Q – Why is my headgear too tight/too loose?
A – Boxing headgear are usually one size fits all. If it doesn’t fit right you just make some adjustments.
Q – What materials should the headgear be made of?
A - Headgear for boxing are usually made from synthetic materials that simulate leather. No matter which brand you choose, make certain that it is built from quality material.
Q – How well does a headgear protect my head?
A - Boxing headgear protects the sensitive areas on your head by the foam padding. These act as cushion to soften the blow.
Q – Is it possible to apply a face grill on my headgear?
A - This is only possible in specific types of headgear. If the headgear doesn’t come with a face grill there is very little chance that a face grill will be compatible with it.
Q - What should I look for in a chin strap?
A – The strap must be made of high quality, durable material. A flimsy strap will snap off easily, making the headgear useless.
Q – How do I clean my headgear?
A – You just need to wipe the sweat away and that’s enough. A damp cloth may be necessary in some cases. There is antimicrobial treatment built into most of these so smell won’t be an issue.
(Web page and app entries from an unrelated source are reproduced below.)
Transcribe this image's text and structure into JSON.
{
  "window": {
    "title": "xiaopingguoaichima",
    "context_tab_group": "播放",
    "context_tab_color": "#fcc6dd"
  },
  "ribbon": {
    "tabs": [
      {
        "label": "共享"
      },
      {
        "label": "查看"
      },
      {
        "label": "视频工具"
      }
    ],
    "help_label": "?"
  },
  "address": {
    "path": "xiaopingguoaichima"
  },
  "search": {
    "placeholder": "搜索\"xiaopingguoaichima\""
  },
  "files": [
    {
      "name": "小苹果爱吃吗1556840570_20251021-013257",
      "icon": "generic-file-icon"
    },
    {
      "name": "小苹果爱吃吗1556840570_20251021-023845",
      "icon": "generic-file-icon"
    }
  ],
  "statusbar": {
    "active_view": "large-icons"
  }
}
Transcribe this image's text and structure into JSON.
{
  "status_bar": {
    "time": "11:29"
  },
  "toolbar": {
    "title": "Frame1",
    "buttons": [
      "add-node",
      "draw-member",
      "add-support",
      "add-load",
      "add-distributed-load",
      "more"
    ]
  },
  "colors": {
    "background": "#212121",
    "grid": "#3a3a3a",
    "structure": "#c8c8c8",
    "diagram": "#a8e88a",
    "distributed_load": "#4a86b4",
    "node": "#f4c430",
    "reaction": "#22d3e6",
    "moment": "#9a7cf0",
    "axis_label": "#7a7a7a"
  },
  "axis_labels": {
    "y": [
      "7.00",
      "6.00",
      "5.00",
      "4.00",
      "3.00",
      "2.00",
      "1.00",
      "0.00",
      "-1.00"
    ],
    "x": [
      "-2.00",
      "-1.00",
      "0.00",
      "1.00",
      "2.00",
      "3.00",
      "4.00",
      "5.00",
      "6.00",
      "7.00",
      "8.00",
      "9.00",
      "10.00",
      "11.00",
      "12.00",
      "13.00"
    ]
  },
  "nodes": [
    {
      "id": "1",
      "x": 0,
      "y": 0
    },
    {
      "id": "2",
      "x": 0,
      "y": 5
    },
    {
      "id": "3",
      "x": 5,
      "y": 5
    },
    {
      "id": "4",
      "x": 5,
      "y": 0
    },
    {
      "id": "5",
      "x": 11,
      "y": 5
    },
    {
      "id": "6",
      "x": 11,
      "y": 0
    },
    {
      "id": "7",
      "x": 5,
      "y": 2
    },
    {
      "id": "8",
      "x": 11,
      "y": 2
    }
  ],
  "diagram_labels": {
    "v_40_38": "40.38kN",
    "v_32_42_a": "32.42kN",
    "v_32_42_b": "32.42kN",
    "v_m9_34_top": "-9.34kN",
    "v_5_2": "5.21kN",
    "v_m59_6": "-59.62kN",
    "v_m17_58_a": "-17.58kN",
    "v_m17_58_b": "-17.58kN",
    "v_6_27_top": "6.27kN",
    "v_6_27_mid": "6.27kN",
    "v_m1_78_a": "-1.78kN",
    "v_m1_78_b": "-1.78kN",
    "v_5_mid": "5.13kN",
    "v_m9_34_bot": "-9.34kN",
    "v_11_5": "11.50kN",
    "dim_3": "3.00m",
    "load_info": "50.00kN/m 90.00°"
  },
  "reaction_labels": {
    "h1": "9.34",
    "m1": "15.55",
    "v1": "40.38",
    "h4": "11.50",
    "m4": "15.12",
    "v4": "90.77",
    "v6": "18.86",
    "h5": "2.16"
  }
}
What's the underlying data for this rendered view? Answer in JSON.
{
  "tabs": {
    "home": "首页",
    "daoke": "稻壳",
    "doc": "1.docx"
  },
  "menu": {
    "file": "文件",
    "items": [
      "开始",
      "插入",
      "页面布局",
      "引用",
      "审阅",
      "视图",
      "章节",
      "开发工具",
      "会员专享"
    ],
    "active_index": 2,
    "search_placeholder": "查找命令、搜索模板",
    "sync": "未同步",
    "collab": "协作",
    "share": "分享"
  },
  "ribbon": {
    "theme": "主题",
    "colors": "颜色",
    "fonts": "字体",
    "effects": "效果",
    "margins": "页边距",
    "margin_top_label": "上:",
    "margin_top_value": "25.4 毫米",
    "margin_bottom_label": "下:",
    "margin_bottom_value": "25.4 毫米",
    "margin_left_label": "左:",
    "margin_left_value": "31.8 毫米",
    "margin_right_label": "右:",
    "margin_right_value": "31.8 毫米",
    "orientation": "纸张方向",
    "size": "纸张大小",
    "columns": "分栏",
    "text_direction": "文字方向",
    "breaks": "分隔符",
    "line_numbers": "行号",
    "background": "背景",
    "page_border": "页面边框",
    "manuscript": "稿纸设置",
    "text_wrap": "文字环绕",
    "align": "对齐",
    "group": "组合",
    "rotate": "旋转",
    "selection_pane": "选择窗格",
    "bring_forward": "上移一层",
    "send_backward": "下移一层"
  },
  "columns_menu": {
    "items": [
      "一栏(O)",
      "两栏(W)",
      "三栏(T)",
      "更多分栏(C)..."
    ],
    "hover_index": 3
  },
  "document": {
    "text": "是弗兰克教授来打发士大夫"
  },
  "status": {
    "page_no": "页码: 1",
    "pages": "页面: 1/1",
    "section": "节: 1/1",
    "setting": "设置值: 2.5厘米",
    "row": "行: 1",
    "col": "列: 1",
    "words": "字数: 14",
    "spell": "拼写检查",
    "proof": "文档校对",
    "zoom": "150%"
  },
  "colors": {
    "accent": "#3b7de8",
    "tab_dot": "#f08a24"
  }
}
Q - What degree of adjustability should I be looking for?
A – The more ways you can adjust the headgear the better. The chin strap and the closure need to be very adjustable so it will suit your personal needs.
Q – Are all headgear shock absorbent?
A – Yes, the materials used for their construction absorb the heavy blows. But the absorption power depends on the type of headgear you wear.
Q – How long can I expect a boxing headgear to last?A – Boxing headgear made from durable parts should last for years. If taken care of, it will last a lifetime.
Boxing headgear come in different forms and sizes. The designs have changed also, but their purpose has always been the same, protect you. If you want to do any serious sparring or boxing you’ll need a high quality headgear. Whichever of these headgear you choose your had, cheeks and chin will be protected.